* Instructions for the task *
Please reproduce the listing in its entirety, exactly as shown.

== Data for the task ==

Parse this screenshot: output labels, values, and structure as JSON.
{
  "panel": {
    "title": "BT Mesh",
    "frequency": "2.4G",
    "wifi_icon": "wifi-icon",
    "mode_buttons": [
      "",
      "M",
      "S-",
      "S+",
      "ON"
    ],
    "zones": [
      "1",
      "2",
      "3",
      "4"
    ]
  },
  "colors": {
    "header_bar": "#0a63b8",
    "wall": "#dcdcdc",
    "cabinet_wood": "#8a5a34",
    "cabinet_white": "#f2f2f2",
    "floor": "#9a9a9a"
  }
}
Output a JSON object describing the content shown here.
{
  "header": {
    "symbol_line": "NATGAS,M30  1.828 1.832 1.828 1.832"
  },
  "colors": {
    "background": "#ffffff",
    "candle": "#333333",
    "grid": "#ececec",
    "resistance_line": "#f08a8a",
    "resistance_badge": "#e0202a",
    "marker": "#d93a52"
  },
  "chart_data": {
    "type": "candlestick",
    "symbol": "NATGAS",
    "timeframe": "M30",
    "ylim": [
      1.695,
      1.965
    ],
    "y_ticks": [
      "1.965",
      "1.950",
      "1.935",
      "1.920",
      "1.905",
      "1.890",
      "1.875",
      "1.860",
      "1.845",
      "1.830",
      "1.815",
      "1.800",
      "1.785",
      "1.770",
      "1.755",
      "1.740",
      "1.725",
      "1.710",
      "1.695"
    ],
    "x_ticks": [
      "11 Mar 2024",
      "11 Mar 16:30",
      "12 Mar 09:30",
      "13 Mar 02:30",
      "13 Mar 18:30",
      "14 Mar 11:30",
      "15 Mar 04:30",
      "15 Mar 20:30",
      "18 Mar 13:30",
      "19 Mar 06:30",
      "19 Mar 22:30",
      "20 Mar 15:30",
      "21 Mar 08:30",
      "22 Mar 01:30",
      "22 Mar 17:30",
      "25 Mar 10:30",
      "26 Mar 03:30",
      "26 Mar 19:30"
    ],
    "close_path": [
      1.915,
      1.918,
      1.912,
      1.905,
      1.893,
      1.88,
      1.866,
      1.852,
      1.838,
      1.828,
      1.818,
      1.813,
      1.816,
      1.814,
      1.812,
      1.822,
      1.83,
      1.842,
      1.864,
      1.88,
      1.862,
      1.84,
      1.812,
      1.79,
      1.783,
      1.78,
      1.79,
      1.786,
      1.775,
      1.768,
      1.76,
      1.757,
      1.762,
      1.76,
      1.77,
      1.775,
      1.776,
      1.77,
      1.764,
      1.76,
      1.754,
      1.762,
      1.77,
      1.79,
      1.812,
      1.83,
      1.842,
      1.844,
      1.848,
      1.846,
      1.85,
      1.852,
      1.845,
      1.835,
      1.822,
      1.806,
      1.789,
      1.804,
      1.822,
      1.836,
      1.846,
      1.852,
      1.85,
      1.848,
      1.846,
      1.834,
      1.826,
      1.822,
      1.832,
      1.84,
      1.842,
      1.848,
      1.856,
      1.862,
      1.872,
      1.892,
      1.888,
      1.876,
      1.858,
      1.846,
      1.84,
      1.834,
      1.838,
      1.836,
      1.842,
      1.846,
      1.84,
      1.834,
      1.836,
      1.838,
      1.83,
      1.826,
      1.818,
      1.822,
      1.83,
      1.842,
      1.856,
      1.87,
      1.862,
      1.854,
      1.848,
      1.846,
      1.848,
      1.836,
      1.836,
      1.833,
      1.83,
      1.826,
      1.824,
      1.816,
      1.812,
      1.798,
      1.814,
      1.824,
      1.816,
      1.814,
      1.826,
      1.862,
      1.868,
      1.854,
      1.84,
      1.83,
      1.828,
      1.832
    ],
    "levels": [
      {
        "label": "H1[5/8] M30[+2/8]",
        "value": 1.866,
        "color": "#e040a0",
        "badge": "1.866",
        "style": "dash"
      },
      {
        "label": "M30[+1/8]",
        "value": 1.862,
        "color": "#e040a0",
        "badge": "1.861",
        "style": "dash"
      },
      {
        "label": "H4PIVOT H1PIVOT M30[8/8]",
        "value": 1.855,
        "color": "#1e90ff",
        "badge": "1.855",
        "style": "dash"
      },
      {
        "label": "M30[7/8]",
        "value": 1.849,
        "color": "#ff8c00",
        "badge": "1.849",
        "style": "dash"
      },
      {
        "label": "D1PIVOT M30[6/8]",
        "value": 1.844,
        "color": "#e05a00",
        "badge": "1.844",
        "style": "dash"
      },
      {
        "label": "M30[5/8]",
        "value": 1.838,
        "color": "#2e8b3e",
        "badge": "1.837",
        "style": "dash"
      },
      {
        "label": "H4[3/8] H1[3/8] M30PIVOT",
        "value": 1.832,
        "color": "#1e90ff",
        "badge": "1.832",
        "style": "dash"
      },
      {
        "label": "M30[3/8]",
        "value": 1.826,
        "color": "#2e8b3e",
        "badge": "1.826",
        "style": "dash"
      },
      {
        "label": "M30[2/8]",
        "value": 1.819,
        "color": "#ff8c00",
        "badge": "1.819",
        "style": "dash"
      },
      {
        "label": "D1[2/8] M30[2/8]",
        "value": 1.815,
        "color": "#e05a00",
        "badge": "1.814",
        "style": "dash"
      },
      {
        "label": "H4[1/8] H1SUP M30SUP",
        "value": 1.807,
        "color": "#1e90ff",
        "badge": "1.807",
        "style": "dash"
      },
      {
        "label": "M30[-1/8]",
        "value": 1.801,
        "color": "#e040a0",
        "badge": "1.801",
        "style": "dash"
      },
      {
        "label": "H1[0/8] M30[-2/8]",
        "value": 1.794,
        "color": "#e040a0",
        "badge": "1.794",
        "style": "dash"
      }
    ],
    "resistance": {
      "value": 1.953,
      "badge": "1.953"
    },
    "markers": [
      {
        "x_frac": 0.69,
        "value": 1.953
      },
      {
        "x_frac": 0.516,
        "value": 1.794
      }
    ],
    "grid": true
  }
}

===

* Solution to this exercise *
Parse this screenshot: output labels, values, and structure as JSON.
{
  "panel": {
    "title": "BT Mesh",
    "frequency": "2.4G",
    "wifi_icon": "wifi-icon",
    "mode_buttons": [
      "",
      "M",
      "S-",
      "S+",
      "ON"
    ],
    "zones": [
      "1",
      "2",
      "3",
      "4"
    ]
  },
  "colors": {
    "header_bar": "#0a63b8",
    "wall": "#dcdcdc",
    "cabinet_wood": "#8a5a34",
    "cabinet_white": "#f2f2f2",
    "floor": "#9a9a9a"
  }
}
Output a JSON object describing the content shown here.
{
  "header": {
    "symbol_line": "NATGAS,M30  1.828 1.832 1.828 1.832"
  },
  "colors": {
    "background": "#ffffff",
    "candle": "#333333",
    "grid": "#ececec",
    "resistance_line": "#f08a8a",
    "resistance_badge": "#e0202a",
    "marker": "#d93a52"
  },
  "chart_data": {
    "type": "candlestick",
    "symbol": "NATGAS",
    "timeframe": "M30",
    "ylim": [
      1.695,
      1.965
    ],
    "y_ticks": [
      "1.965",
      "1.950",
      "1.935",
      "1.920",
      "1.905",
      "1.890",
      "1.875",
      "1.860",
      "1.845",
      "1.830",
      "1.815",
      "1.800",
      "1.785",
      "1.770",
      "1.755",
      "1.740",
      "1.725",
      "1.710",
      "1.695"
    ],
    "x_ticks": [
      "11 Mar 2024",
      "11 Mar 16:30",
      "12 Mar 09:30",
      "13 Mar 02:30",
      "13 Mar 18:30",
      "14 Mar 11:30",
      "15 Mar 04:30",
      "15 Mar 20:30",
      "18 Mar 13:30",
      "19 Mar 06:30",
      "19 Mar 22:30",
      "20 Mar 15:30",
      "21 Mar 08:30",
      "22 Mar 01:30",
      "22 Mar 17:30",
      "25 Mar 10:30",
      "26 Mar 03:30",
      "26 Mar 19:30"
    ],
    "close_path": [
      1.915,
      1.918,
      1.912,
      1.905,
      1.893,
      1.88,
      1.866,
      1.852,
      1.838,
      1.828,
      1.818,
      1.813,
      1.816,
      1.814,
      1.812,
      1.822,
      1.83,
      1.842,
      1.864,
      1.88,
      1.862,
      1.84,
      1.812,
      1.79,
      1.783,
      1.78,
      1.79,
      1.786,
      1.775,
      1.768,
      1.76,
      1.757,
      1.762,
      1.76,
      1.77,
      1.775,
      1.776,
      1.77,
      1.764,
      1.76,
      1.754,
      1.762,
      1.77,
      1.79,
      1.812,
      1.83,
      1.842,
      1.844,
      1.848,
      1.846,
      1.85,
      1.852,
      1.845,
      1.835,
      1.822,
      1.806,
      1.789,
      1.804,
      1.822,
      1.836,
      1.846,
      1.852,
      1.85,
      1.848,
      1.846,
      1.834,
      1.826,
      1.822,
      1.832,
      1.84,
      1.842,
      1.848,
      1.856,
      1.862,
      1.872,
      1.892,
      1.888,
      1.876,
      1.858,
      1.846,
      1.84,
      1.834,
      1.838,
      1.836,
      1.842,
      1.846,
      1.84,
      1.834,
      1.836,
      1.838,
      1.83,
      1.826,
      1.818,
      1.822,
      1.83,
      1.842,
      1.856,
      1.87,
      1.862,
      1.854,
      1.848,
      1.846,
      1.848,
      1.836,
      1.836,
      1.833,
      1.83,
      1.826,
      1.824,
      1.816,
      1.812,
      1.798,
      1.814,
      1.824,
      1.816,
      1.814,
      1.826,
      1.862,
      1.868,
      1.854,
      1.84,
      1.83,
      1.828,
      1.832
    ],
    "levels": [
      {
        "label": "H1[5/8] M30[+2/8]",
        "value": 1.866,
        "color": "#e040a0",
        "badge": "1.866",
        "style": "dash"
      },
      {
        "label": "M30[+1/8]",
        "value": 1.862,
        "color": "#e040a0",
        "badge": "1.861",
        "style": "dash"
      },
      {
        "label": "H4PIVOT H1PIVOT M30[8/8]",
        "value": 1.855,
        "color": "#1e90ff",
        "badge": "1.855",
        "style": "dash"
      },
      {
        "label": "M30[7/8]",
        "value": 1.849,
        "color": "#ff8c00",
        "badge": "1.849",
        "style": "dash"
      },
      {
        "label": "D1PIVOT M30[6/8]",
        "value": 1.844,
        "color": "#e05a00",
        "badge": "1.844",
        "style": "dash"
      },
      {
        "label": "M30[5/8]",
        "value": 1.838,
        "color": "#2e8b3e",
        "badge": "1.837",
        "style": "dash"
      },
      {
        "label": "H4[3/8] H1[3/8] M30PIVOT",
        "value": 1.832,
        "color": "#1e90ff",
        "badge": "1.832",
        "style": "dash"
      },
      {
        "label": "M30[3/8]",
        "value": 1.826,
        "color": "#2e8b3e",
        "badge": "1.826",
        "style": "dash"
      },
      {
        "label": "M30[2/8]",
        "value": 1.819,
        "color": "#ff8c00",
        "badge": "1.819",
        "style": "dash"
      },
      {
        "label": "D1[2/8] M30[2/8]",
        "value": 1.815,
        "color": "#e05a00",
        "badge": "1.814",
        "style": "dash"
      },
      {
        "label": "H4[1/8] H1SUP M30SUP",
        "value": 1.807,
        "color": "#1e90ff",
        "badge": "1.807",
        "style": "dash"
      },
      {
        "label": "M30[-1/8]",
        "value": 1.801,
        "color": "#e040a0",
        "badge": "1.801",
        "style": "dash"
      },
      {
        "label": "H1[0/8] M30[-2/8]",
        "value": 1.794,
        "color": "#e040a0",
        "badge": "1.794",
        "style": "dash"
      }
    ],
    "resistance": {
      "value": 1.953,
      "badge": "1.953"
    },
    "markers": [
      {
        "x_frac": 0.69,
        "value": 1.953
      },
      {
        "x_frac": 0.516,
        "value": 1.794
      }
    ],
    "grid": true
  }
}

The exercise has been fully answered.